◆ Available records:
++++++

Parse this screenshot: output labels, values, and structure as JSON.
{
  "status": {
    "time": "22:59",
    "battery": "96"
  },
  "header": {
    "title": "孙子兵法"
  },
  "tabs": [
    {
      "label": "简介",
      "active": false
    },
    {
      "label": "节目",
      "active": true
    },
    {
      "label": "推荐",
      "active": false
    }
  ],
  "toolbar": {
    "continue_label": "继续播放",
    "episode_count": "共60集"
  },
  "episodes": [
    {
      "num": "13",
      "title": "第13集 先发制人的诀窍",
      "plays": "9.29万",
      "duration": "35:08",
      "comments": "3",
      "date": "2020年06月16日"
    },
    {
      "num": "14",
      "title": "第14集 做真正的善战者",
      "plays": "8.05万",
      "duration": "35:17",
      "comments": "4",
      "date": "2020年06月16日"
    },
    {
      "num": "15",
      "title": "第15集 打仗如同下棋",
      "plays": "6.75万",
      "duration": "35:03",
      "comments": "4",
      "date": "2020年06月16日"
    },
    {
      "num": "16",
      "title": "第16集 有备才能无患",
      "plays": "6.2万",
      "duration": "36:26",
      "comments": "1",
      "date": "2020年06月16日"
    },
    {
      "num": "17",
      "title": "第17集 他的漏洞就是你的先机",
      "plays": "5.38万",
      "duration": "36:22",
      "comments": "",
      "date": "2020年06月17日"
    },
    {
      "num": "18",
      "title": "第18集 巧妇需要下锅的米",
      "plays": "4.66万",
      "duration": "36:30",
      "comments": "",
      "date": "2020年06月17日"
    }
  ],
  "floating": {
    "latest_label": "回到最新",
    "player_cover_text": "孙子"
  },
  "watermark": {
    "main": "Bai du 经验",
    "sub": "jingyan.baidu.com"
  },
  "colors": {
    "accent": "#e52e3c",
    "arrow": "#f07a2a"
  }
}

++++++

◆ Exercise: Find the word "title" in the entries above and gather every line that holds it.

◆ Output of the task:
    "title": "孙子兵法"
      "title": "第13集 先发制人的诀窍",
      "title": "第14集 做真正的善战者",
      "title": "第15集 打仗如同下棋",
      "title": "第16集 有备才能无患",
      "title": "第17集 他的漏洞就是你的先机",
      "title": "第18集 巧妇需要下锅的米",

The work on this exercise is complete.